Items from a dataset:
————

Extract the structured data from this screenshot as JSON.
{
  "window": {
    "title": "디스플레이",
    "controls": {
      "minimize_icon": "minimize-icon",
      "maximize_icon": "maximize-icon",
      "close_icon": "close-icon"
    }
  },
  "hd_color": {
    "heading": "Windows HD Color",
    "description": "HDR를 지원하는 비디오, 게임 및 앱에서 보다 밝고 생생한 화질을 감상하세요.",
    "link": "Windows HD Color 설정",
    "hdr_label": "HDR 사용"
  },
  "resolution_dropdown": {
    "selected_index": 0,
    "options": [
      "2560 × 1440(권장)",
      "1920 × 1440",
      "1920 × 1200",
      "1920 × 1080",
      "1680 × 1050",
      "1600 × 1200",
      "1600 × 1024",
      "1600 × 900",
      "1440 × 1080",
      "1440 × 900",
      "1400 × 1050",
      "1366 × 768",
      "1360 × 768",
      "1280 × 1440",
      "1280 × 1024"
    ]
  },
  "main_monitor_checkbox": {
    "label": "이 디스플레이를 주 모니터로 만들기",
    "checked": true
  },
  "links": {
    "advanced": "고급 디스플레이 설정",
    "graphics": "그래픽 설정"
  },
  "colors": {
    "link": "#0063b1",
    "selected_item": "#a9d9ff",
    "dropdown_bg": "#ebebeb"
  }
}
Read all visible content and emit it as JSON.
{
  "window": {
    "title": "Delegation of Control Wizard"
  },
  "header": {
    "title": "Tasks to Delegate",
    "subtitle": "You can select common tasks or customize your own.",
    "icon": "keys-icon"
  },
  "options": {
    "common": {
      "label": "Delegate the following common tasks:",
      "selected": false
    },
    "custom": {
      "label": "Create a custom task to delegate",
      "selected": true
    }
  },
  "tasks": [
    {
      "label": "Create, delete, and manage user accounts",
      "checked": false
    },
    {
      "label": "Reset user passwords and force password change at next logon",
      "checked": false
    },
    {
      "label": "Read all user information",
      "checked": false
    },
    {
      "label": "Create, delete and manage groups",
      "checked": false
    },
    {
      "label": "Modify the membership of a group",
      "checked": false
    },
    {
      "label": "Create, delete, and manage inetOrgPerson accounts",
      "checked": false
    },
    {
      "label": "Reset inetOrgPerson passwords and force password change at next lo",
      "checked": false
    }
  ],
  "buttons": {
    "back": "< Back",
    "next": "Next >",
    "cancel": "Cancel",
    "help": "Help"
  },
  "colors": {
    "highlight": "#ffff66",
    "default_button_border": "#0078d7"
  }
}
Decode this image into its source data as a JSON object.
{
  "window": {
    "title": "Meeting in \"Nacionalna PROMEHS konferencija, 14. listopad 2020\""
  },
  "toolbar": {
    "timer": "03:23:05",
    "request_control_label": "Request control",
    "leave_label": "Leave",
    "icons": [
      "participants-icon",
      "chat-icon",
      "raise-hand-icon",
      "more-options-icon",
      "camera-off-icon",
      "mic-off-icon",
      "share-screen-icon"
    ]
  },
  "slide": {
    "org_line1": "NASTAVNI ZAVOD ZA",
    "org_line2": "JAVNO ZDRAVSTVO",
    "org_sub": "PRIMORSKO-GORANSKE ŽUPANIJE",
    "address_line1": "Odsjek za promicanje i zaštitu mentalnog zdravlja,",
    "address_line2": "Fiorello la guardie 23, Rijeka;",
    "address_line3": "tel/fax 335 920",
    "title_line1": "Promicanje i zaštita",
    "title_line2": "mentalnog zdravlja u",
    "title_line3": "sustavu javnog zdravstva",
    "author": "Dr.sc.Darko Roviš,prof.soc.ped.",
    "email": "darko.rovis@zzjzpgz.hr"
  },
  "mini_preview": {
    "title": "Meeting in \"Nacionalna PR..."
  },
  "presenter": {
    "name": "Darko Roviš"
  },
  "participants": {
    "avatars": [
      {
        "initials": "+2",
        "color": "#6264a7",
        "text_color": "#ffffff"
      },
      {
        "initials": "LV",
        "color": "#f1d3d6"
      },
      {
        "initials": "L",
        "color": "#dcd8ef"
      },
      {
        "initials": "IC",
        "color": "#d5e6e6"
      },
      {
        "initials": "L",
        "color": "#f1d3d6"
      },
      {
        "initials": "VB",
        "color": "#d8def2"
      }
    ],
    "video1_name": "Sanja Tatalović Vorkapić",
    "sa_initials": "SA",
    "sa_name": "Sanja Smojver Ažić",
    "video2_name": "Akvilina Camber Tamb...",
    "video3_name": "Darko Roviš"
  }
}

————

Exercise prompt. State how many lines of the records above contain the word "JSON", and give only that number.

Task output. 3